|Council leaves beef plant discussion open|
|April 17, 2014 Jerry Purvis|
Several agenda items regarding a potential meatpacking plant in Gering were up for discussion, but the only agreement the city council was able to come to was a zoning code amendment, giving the city more control over any potential sites.
A nearly full house of local residents was also present for the Monday council meeting, and many voiced their concerns about the city’s lack of transparency over the project.
“I think it’s time for us to divulge to the public and the council whatever information is available,” council member Jill McFarland said. “I know the city can’t divulge names of investors or financial information, but we need to know what the city has done and the status of the project.”
Fellow council member Rebecca Shields thanked the public for their support, saying she first heard about the project via social media. “I try to come to every meeting with an open mind but it’s hard to do when I don’t know what’s going on.”
City Administrator Lane Danielzuk said he received an email from Keith DeHaan, who represents Future Foods Energy, saying he was saddened by all the exaggerated attention their inquiries had brought the city. However, he added the inquiries have not led to a defined project at the current time.

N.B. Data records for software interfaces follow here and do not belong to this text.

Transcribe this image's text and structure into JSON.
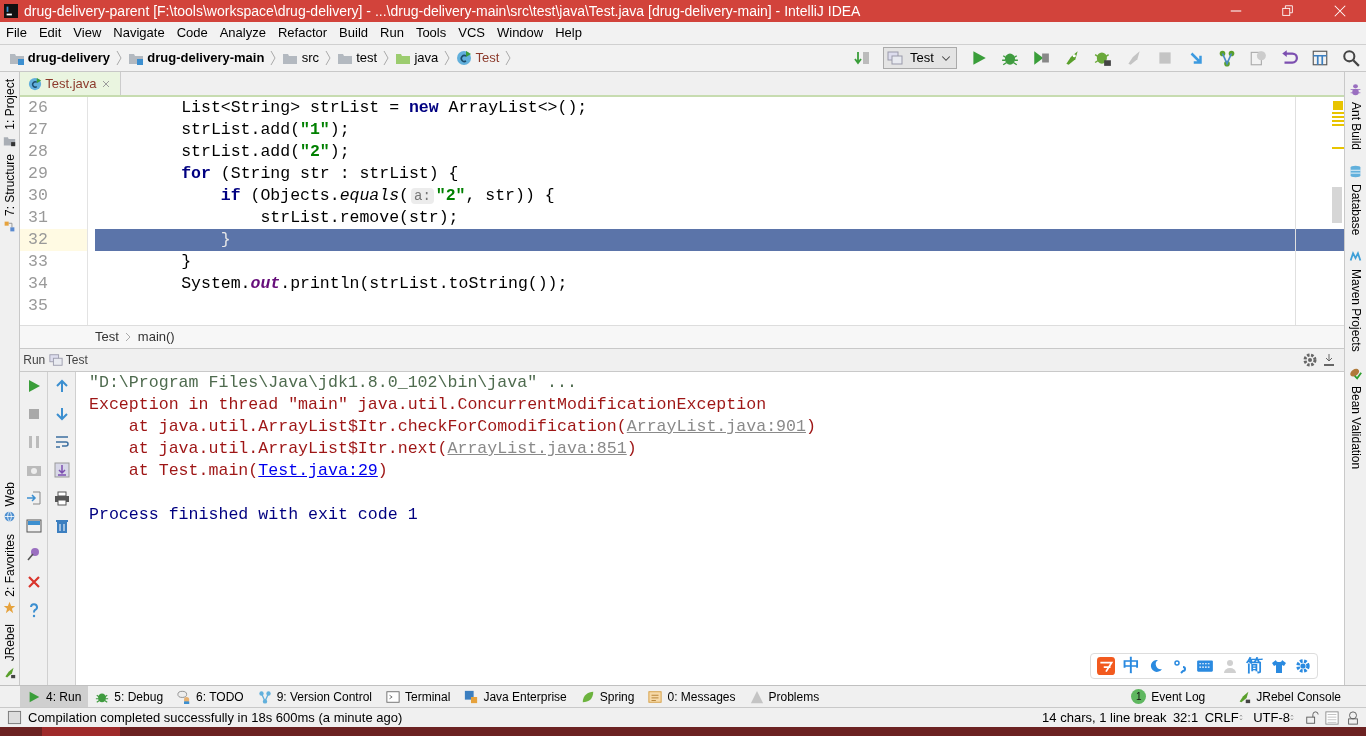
{
  "window": {
    "title": "drug-delivery-parent [F:\\tools\\workspace\\drug-delivery] - ...\\drug-delivery-main\\src\\test\\java\\Test.java [drug-delivery-main] - IntelliJ IDEA"
  },
  "menu": [
    "File",
    "Edit",
    "View",
    "Navigate",
    "Code",
    "Analyze",
    "Refactor",
    "Build",
    "Run",
    "Tools",
    "VCS",
    "Window",
    "Help"
  ],
  "navigation": [
    {
      "label": "drug-delivery",
      "kind": "module"
    },
    {
      "label": "drug-delivery-main",
      "kind": "module"
    },
    {
      "label": "src",
      "kind": "folder"
    },
    {
      "label": "test",
      "kind": "folder"
    },
    {
      "label": "java",
      "kind": "source"
    },
    {
      "label": "Test",
      "kind": "class"
    }
  ],
  "run_config": {
    "label": "Test"
  },
  "left_tool_windows_top": [
    "1: Project",
    "7: Structure"
  ],
  "left_tool_windows_bottom": [
    "Web",
    "2: Favorites",
    "JRebel"
  ],
  "right_tool_windows": [
    {
      "label": "Ant Build",
      "kind": "ant"
    },
    {
      "label": "Database",
      "kind": "database"
    },
    {
      "label": "Maven Projects",
      "kind": "maven"
    },
    {
      "label": "Bean Validation",
      "kind": "bean"
    }
  ],
  "editor_tabs": [
    {
      "label": "Test.java",
      "selected": true
    }
  ],
  "editor": {
    "lines": [
      {
        "number": "26",
        "selected": false,
        "tokens": [
          {
            "kind": "plain",
            "text": "        List<String> strList = "
          },
          {
            "kind": "keyword",
            "text": "new"
          },
          {
            "kind": "plain",
            "text": " ArrayList<>();"
          }
        ]
      },
      {
        "number": "27",
        "selected": false,
        "tokens": [
          {
            "kind": "plain",
            "text": "        strList.add("
          },
          {
            "kind": "string",
            "text": "\"1\""
          },
          {
            "kind": "plain",
            "text": ");"
          }
        ]
      },
      {
        "number": "28",
        "selected": false,
        "tokens": [
          {
            "kind": "plain",
            "text": "        strList.add("
          },
          {
            "kind": "string",
            "text": "\"2\""
          },
          {
            "kind": "plain",
            "text": ");"
          }
        ]
      },
      {
        "number": "29",
        "selected": false,
        "tokens": [
          {
            "kind": "keyword",
            "text": "        for"
          },
          {
            "kind": "plain",
            "text": " (String str : strList) {"
          }
        ]
      },
      {
        "number": "30",
        "selected": false,
        "tokens": [
          {
            "kind": "keyword",
            "text": "            if"
          },
          {
            "kind": "plain",
            "text": " (Objects."
          },
          {
            "kind": "method",
            "text": "equals"
          },
          {
            "kind": "plain",
            "text": "("
          },
          {
            "kind": "hint",
            "text": "a:"
          },
          {
            "kind": "string",
            "text": "\"2\""
          },
          {
            "kind": "plain",
            "text": ", str)) {"
          }
        ]
      },
      {
        "number": "31",
        "selected": false,
        "tokens": [
          {
            "kind": "plain",
            "text": "                strList.remove(str);"
          }
        ]
      },
      {
        "number": "32",
        "selected": true,
        "tokens": [
          {
            "kind": "plain",
            "text": "            }"
          }
        ]
      },
      {
        "number": "33",
        "selected": false,
        "tokens": [
          {
            "kind": "plain",
            "text": "        }"
          }
        ]
      },
      {
        "number": "34",
        "selected": false,
        "tokens": [
          {
            "kind": "plain",
            "text": "        System."
          },
          {
            "kind": "field",
            "text": "out"
          },
          {
            "kind": "plain",
            "text": ".println(strList.toString());"
          }
        ]
      },
      {
        "number": "35",
        "selected": false
      }
    ]
  },
  "editor_breadcrumb": [
    "Test",
    "main()"
  ],
  "run_panel": {
    "label": "Run",
    "tab": "Test",
    "console": [
      {
        "tokens": [
          {
            "kind": "command",
            "text": "\"D:\\Program Files\\Java\\jdk1.8.0_102\\bin\\java\" ..."
          }
        ]
      },
      {
        "tokens": [
          {
            "kind": "error",
            "text": "Exception in thread \"main\" java.util.ConcurrentModificationException"
          }
        ]
      },
      {
        "tokens": [
          {
            "kind": "error",
            "text": "    at java.util.ArrayList$Itr.checkForComodification("
          },
          {
            "kind": "library-link",
            "text": "ArrayList.java:901"
          },
          {
            "kind": "error",
            "text": ")"
          }
        ]
      },
      {
        "tokens": [
          {
            "kind": "error",
            "text": "    at java.util.ArrayList$Itr.next("
          },
          {
            "kind": "library-link",
            "text": "ArrayList.java:851"
          },
          {
            "kind": "error",
            "text": ")"
          }
        ]
      },
      {
        "tokens": [
          {
            "kind": "error",
            "text": "    at Test.main("
          },
          {
            "kind": "link",
            "text": "Test.java:29"
          },
          {
            "kind": "error",
            "text": ")"
          }
        ]
      },
      {
        "spaced": true,
        "tokens": [
          {
            "kind": "info",
            "text": "Process finished with exit code 1"
          }
        ]
      }
    ]
  },
  "tool_window_bar": [
    {
      "label": "4: Run",
      "kind": "run",
      "selected": true
    },
    {
      "label": "5: Debug",
      "kind": "debug",
      "selected": false
    },
    {
      "label": "6: TODO",
      "kind": "todo",
      "selected": false
    },
    {
      "label": "9: Version Control",
      "kind": "vcs",
      "selected": false
    },
    {
      "label": "Terminal",
      "kind": "terminal",
      "selected": false
    },
    {
      "label": "Java Enterprise",
      "kind": "javaee",
      "selected": false
    },
    {
      "label": "Spring",
      "kind": "spring",
      "selected": false
    },
    {
      "label": "0: Messages",
      "kind": "messages",
      "selected": false
    },
    {
      "label": "Problems",
      "kind": "problems",
      "selected": false
    }
  ],
  "tool_window_bar_right": [
    {
      "label": "Event Log",
      "kind": "eventlog",
      "badge": "1"
    },
    {
      "label": "JRebel Console",
      "kind": "jrebel"
    }
  ],
  "status_bar": {
    "message": "Compilation completed successfully in 18s 600ms (a minute ago)",
    "selection": "14 chars, 1 line break",
    "position": "32:1",
    "line_separator": "CRLF",
    "encoding": "UTF-8"
  },
  "ime_toolbar": {
    "mode": "中",
    "charset": "简"
  }
}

Mayo had in the past asked council members to do their “due diligence” in researching the proposed plant. And McFarland said she didn’t understand why the city would ask others to do the background research city staff should be doing.
Shields said any due diligence done by the mayor and city administrator should also be shared with the council and with the public before anyone else gets involved.
The meeting turned sour from there, as Mayo accused Shields of not reading the emails he had already sent regarding the project. “You chose not to agree with any of the information I sent you,” the mayor said. “Instead, you put your finger in the political wind to see what way it blows. It’s not my call if you can’t answer your constituents.”
McFarland took exception with the mayor trying to shift the blame onto Shields, which Mayor denied he was doing. He added McFarland was equally as guilty, which drew a groan from the gallery.
The meeting was opened to the public to speak and Gering resident Robin Kinney came up first. “I think Jill and Rebecca both point blank asked a question that you’ve managed to talk circles around and not provide an answer,” she said. “They’ve asked for transparency and you’ve said nothing. We have a right to know what’s going on in our community and we’ve only gotten smoke and mirrors.”
Council member Dan Smith said as far as he knows, no meatpacking plant is coming to the city and the council hasn’t been asked for any type of policy toward such a project. “This has been stirred up through Facebook and a couple of council members,” he said. “It will be a long time before any discussion will even come before the council or the people.”
Council member Julie Morrison said she believed mass hysteria was driving the controversy, and Shields and McFarland were involved in it. “What’s everybody afraid of?” Morrison asked. “We know nothing yet and have no information. But everything that people have decided so far has been based on prejudice and bias. We all cry we want industry here, but if it involved someone or something different, everyone gets up in arms. We need to wait and see. Don’t be driven by prejudice.”
Council member Justin Allred agreed nothing has been decided yet, because no proposal has been presented yet. “I want the citizens to know what’s going on,” he said. “We need to attend meetings and stop getting our information off Facebook and media comments.”
McFarland submitted an agenda item to consider releasing 10 Gering employees from confidentiality agreement with the company. That included a lengthy discussion over whether the company or the city had requested confidentiality. McFarland said it would be a gesture to the public the city is trying to be transparent and attempting to take away some of public discomfort over the project.
City Administrator Lane Danielzuk spent some time reading the city’s non-disclosure policy for the public, including potential penalties for releasing sensitive information. He then asked McFarland why she didn’t know about it, given that she was on the personnel committee that revised the policy some years ago.
The city’s legal counsel said the city might not have the authority to negate a confidentiality agreement. And if they do, the city might be liable for any potential litigation that follows.
McFarland’s agenda item to release confidentiality failed on a 4-4 vote.
Council member Larry Gibbs also submitted a resolution that would offer thanks to the packing company for their interest, but cease further negotiations because the proposed facility would not be a good fit for the community. That also failed by a 5-3 vote.
Another agenda item to develop a process for better communication between the council and administration was referred to the personnel committee for further discussion.
A final agenda item did pass by a 8-0 unanimous vote to amend the city’s zoning ordinances, to change the status of a meatpacking from permitted use to use by special exception.